These islands have about five million acres of peat moorland and it is vital that they receive proper environmental management too. Instead we see millions of pounds in subsidies go to support their degradation. Much of this upland area is intensively managed to support the sporting interests of perhaps 10,000 super-rich people. Instead of being improved for carbon capture, the areas are often systematically burned to create breeding habitat for grouse. The whole exercise is ecological illiteracy and I look forward to a complete ban on driven grouse shooting.
The Government recently signed up to a target of protecting 30% of the countryside for biodiversity, but what is centrally important is that all areas of land rich in nature are linked and connected with corridors. Nature functions as a single system, not as a series of separate pocket-sized fragments. The creation of new National Parks will be great but it is also necessary that we have a connecting network that links them all.

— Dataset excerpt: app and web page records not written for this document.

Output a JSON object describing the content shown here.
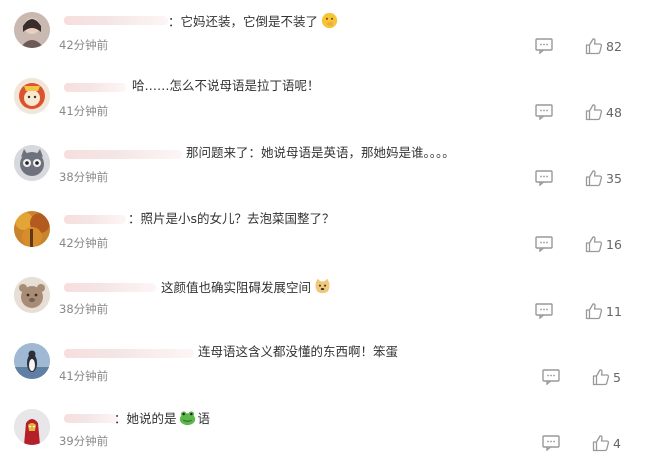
{
  "comments": [
    {
      "text": "：它妈还装，它倒是不装了",
      "emoji": "shushing-face-emoji",
      "time": "42分钟前",
      "likes": "82",
      "avatar": "avatar-girl-icon"
    },
    {
      "text": "哈……怎么不说母语是拉丁语呢！",
      "emoji": "",
      "time": "41分钟前",
      "likes": "48",
      "avatar": "avatar-cartoon-icon"
    },
    {
      "text": "那问题来了：她说母语是英语，那她妈是谁。。。。",
      "emoji": "",
      "time": "38分钟前",
      "likes": "35",
      "avatar": "avatar-cat-icon"
    },
    {
      "text": "：照片是小s的女儿？去泡菜国整了？",
      "emoji": "",
      "time": "42分钟前",
      "likes": "16",
      "avatar": "avatar-autumn-icon"
    },
    {
      "text": "这颜值也确实阻碍发展空间",
      "emoji": "doge-emoji",
      "time": "38分钟前",
      "likes": "11",
      "avatar": "avatar-animal-icon"
    },
    {
      "text": "连母语这含义都没懂的东西啊！笨蛋",
      "emoji": "",
      "time": "41分钟前",
      "likes": "5",
      "avatar": "avatar-bird-icon"
    },
    {
      "text": "：她说的是",
      "emoji": "frog-emoji",
      "text_after": "语",
      "time": "39分钟前",
      "likes": "4",
      "avatar": "avatar-hero-icon"
    }
  ],
  "colors": {
    "text": "#333333",
    "time": "#888888",
    "icon": "#999999",
    "name_blur": "#f5dede"
  }
}
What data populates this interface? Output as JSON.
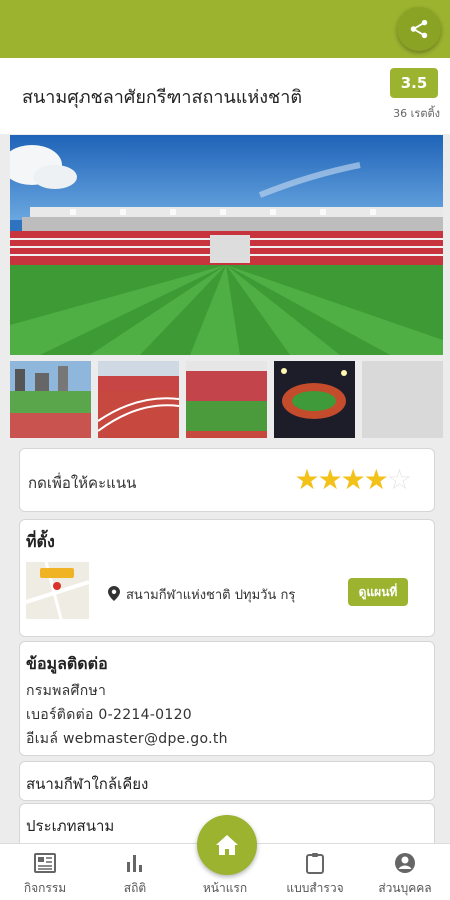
{
  "header": {
    "share_icon": "share-icon",
    "accent": "#9bb32f"
  },
  "venue": {
    "title": "สนามศุภชลาศัยกรีฑาสถานแห่งชาติ",
    "rating": "3.5",
    "votes": "36 เรตติ้ง"
  },
  "gallery": {
    "thumbnail_count": 5
  },
  "rate": {
    "label": "กดเพื่อให้คะแนน",
    "stars_filled": 4,
    "stars_total": 5
  },
  "location": {
    "heading": "ที่ตั้ง",
    "address": "สนามกีฬาแห่งชาติ ปทุมวัน กรุ",
    "map_button": "ดูแผนที่"
  },
  "contact": {
    "heading": "ข้อมูลติดต่อ",
    "org": "กรมพลศึกษา",
    "phone": "เบอร์ติดต่อ 0-2214-0120",
    "email": "อีเมล์ webmaster@dpe.go.th"
  },
  "sections": {
    "nearby": "สนามกีฬาใกล้เคียง",
    "field_type": "ประเภทสนาม"
  },
  "nav": {
    "activities": "กิจกรรม",
    "stats": "สถิติ",
    "home": "หน้าแรก",
    "survey": "แบบสำรวจ",
    "profile": "ส่วนบุคคล"
  }
}
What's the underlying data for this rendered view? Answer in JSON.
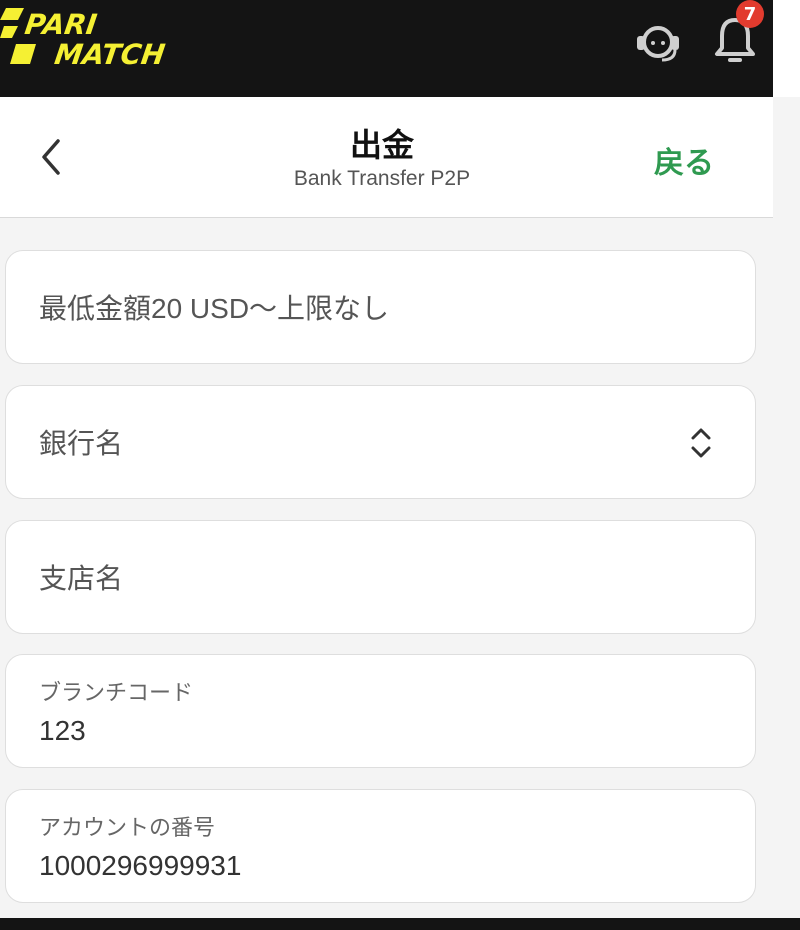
{
  "brand": {
    "logo_line1": "PARI",
    "logo_line2": "MATCH",
    "accent_color": "#f5f033",
    "topbar_color": "#141414"
  },
  "topbar": {
    "support_icon": "headset-icon",
    "notification_icon": "bell-icon",
    "notification_count": "7",
    "badge_color": "#e23b2e"
  },
  "header": {
    "title": "出金",
    "subtitle": "Bank Transfer P2P",
    "back_link": "戻る",
    "back_link_color": "#2f9a50"
  },
  "form": {
    "amount_placeholder": "最低金額20 USD〜上限なし",
    "bank_name_placeholder": "銀行名",
    "branch_name_placeholder": "支店名",
    "branch_code_label": "ブランチコード",
    "branch_code_value": "123",
    "account_number_label": "アカウントの番号",
    "account_number_value": "1000296999931"
  }
}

In existing National Parks, such as the Lake District and Peak District, much of the high ground is a sheep-shorn desert. The parks need to be funded and farmers supported so that we slowly shift from this traditional sheep monoculture, devoid of wildlife, to a wilder countryside that fulfils the nation’s requirement for green space and recreation.
We need a New Deal for Nature. We have seen local charities and voluntary groups showing great creativity and imagination, getting bold projects off the ground. Environmental politics is, in many ways, still marginal to the mainstream and the recognition that we as a species are party to a single functioning biosphere, and completely dependent upon it, is still undeveloped in the mainstream political conversation. Too few politicians at Westminster are well-informed and able to argue the case for and about nature.
A post-Covid, post-Brexit world could allow us to “build back better”. But part of that means not putting the needs of the dominant species first every time. That is going to be difficult to argue. The economic hardship inflicted by Covid-19 will see unemployment rise, child poverty reach into new communities and health services stretched.
Tackling these issues will be at the heart of political arguments in 2021 but the pandemic has proved how much our own health depends on the life around us. It is time to recognise that acting in the interests of the biosphere is not just good for nature, it is good for us too.